[Input material — start]

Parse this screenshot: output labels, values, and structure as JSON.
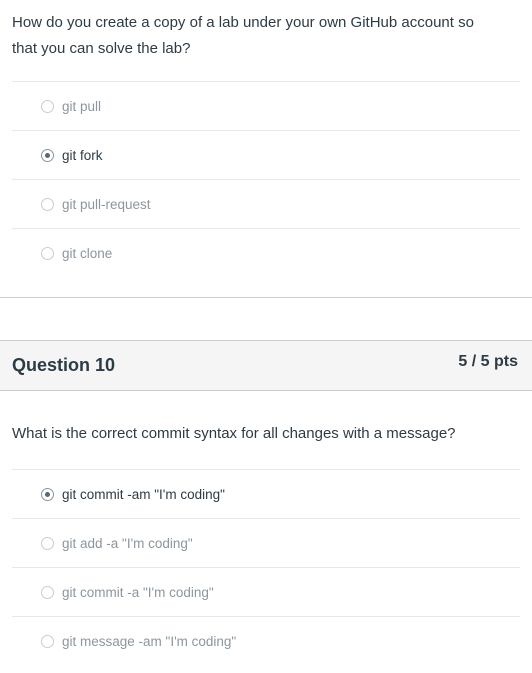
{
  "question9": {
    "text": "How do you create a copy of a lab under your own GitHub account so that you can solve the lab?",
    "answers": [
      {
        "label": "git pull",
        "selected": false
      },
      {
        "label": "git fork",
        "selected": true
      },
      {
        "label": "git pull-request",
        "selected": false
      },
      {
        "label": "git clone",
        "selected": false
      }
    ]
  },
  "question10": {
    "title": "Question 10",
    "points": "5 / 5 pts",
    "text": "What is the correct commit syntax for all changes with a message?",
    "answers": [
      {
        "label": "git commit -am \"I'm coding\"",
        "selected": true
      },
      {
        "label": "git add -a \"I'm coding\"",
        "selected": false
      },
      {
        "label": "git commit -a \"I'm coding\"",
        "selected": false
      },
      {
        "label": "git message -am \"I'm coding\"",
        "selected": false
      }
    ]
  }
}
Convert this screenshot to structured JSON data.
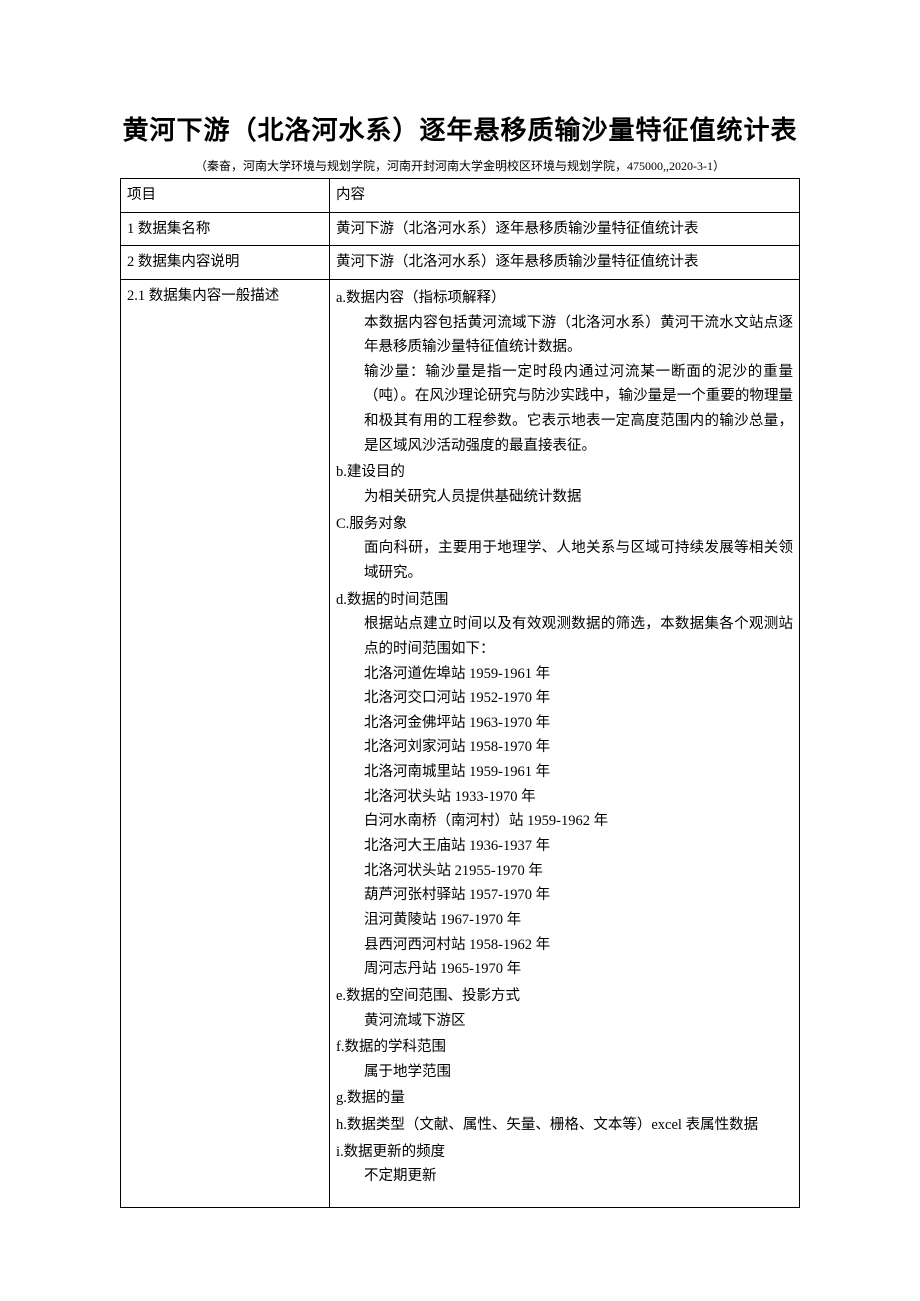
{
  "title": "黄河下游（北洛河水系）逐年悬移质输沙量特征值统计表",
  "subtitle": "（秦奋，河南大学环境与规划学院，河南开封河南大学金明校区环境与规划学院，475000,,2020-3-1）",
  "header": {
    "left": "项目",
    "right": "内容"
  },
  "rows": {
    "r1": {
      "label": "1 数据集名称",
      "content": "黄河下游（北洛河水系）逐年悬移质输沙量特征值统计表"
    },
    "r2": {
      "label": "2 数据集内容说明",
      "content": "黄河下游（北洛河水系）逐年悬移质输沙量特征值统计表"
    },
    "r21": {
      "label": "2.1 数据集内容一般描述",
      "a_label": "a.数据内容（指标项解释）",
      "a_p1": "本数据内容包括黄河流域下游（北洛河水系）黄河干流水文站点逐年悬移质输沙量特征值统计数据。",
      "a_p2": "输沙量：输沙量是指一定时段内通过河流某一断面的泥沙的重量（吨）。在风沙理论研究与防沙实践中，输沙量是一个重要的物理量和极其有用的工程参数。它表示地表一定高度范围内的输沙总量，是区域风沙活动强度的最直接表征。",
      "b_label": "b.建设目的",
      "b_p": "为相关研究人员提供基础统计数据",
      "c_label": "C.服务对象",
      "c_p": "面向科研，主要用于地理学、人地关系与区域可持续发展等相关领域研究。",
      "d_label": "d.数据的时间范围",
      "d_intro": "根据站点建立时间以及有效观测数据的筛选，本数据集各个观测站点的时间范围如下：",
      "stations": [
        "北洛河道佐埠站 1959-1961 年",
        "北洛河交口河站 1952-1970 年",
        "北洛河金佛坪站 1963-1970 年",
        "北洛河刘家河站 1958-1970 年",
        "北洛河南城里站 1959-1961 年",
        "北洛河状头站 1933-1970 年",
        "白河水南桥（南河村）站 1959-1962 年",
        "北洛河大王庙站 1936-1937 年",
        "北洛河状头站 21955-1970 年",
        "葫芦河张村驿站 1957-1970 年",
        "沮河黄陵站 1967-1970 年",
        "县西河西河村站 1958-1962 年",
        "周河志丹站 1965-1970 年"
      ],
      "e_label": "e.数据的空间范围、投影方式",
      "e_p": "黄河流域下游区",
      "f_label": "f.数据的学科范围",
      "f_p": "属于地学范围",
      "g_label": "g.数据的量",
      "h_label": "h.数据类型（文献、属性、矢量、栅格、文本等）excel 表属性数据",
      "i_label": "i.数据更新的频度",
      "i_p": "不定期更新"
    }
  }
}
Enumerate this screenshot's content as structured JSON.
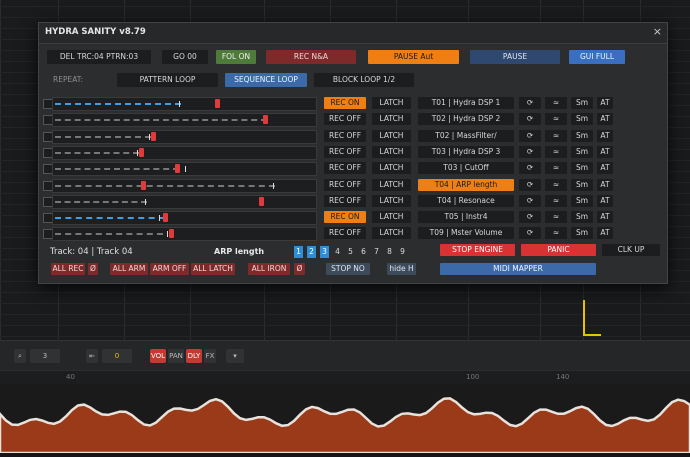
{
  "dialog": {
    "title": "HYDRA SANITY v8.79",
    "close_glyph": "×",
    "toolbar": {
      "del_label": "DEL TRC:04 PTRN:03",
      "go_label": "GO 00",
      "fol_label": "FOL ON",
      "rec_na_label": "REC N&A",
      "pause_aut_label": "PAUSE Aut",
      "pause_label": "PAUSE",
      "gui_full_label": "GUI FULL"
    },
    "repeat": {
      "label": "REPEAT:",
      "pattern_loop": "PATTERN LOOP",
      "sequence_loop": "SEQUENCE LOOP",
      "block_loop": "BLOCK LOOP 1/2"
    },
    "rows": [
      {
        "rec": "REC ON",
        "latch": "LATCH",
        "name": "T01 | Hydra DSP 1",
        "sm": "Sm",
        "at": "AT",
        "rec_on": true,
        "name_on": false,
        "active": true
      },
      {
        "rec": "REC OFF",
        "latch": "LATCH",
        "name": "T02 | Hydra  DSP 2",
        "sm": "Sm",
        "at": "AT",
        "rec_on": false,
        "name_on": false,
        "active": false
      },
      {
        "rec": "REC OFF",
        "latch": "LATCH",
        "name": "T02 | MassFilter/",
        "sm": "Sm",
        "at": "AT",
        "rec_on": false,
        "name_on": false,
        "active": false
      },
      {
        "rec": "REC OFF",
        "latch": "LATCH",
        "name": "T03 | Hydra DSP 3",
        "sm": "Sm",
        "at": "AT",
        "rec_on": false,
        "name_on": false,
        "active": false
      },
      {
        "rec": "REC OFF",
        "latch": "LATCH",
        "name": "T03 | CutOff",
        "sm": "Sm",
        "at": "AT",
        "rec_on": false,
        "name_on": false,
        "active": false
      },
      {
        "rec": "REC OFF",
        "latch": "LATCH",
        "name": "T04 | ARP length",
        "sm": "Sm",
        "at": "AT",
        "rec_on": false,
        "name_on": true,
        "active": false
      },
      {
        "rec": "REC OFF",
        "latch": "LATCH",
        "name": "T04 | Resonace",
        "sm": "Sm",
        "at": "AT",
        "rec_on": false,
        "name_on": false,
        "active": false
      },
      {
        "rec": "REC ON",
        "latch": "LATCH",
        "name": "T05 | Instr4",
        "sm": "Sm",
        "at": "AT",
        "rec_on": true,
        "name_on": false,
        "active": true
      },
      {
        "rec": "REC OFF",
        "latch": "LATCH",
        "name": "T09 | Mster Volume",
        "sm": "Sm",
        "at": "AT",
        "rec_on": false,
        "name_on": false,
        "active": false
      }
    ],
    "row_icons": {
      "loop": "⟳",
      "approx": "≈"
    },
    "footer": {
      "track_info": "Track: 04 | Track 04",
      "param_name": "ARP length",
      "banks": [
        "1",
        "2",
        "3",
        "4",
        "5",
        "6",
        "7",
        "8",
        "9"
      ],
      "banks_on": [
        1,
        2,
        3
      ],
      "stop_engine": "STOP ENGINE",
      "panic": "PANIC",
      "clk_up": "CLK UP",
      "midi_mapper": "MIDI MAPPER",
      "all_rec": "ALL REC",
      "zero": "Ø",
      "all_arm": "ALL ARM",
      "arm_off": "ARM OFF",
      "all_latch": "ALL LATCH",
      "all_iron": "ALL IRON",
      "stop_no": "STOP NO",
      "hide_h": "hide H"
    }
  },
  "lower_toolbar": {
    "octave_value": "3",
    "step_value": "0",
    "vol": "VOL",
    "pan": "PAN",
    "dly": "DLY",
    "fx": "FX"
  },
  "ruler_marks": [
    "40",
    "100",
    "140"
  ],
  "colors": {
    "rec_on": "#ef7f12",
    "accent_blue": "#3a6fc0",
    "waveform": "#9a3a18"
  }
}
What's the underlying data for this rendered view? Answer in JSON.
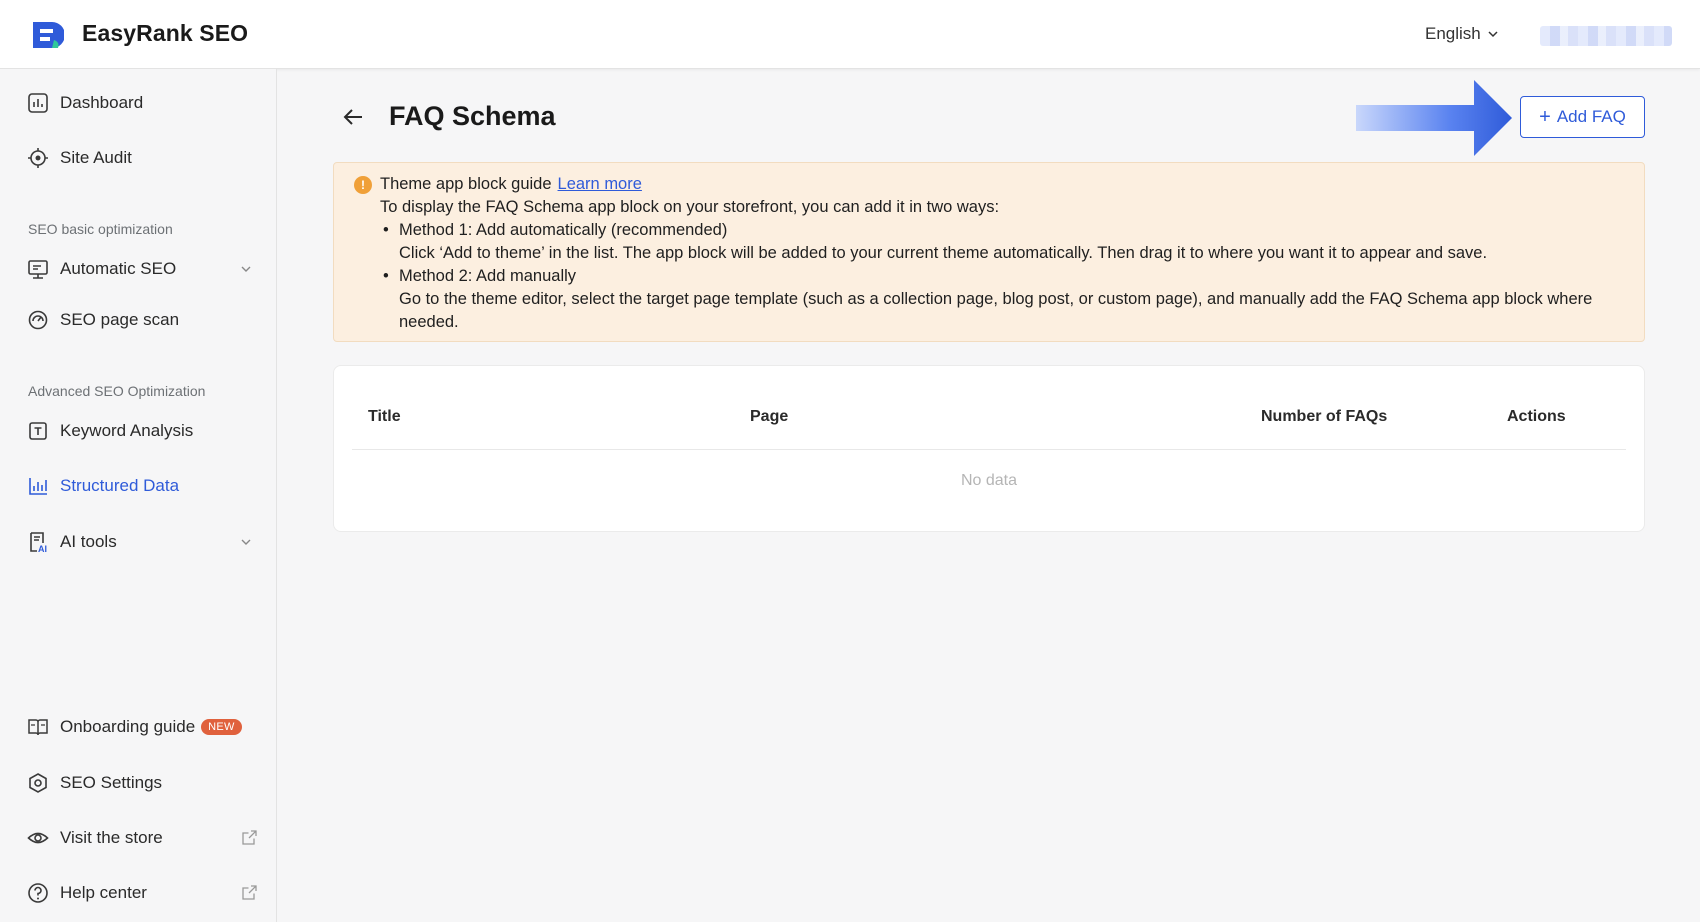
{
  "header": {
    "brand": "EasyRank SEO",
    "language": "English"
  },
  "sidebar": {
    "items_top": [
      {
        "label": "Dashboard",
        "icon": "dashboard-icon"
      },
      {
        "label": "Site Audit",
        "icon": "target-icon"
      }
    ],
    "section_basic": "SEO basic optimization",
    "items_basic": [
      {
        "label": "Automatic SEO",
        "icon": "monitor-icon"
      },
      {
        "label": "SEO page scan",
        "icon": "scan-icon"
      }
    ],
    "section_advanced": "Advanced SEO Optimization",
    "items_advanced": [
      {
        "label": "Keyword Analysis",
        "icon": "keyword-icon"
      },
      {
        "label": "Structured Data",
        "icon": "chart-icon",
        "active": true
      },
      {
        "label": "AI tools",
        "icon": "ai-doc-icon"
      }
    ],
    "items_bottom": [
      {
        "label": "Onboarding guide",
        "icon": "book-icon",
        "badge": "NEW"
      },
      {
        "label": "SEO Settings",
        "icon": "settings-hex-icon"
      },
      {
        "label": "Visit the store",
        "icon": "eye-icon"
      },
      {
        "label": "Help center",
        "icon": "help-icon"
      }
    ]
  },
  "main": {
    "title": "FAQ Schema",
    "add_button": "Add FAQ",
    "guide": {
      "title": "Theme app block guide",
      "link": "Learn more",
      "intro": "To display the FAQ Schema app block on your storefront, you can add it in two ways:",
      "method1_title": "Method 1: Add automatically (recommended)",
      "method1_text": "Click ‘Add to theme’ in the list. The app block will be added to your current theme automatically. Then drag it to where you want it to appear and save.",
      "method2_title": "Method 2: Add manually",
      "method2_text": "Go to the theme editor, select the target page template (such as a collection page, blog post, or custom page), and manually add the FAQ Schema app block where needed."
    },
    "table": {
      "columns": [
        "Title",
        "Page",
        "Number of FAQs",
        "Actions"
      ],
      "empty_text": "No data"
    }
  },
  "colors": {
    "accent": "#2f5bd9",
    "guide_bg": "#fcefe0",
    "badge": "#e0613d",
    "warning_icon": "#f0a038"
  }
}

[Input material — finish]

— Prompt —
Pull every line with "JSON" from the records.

— Result for this task —
Parse this screenshot: output labels, values, and structure as JSON.
Convert this screenshot to structured JSON data.
Enumerate this screenshot's content as structured JSON.
What's the underlying data for this rendered view? Answer in JSON.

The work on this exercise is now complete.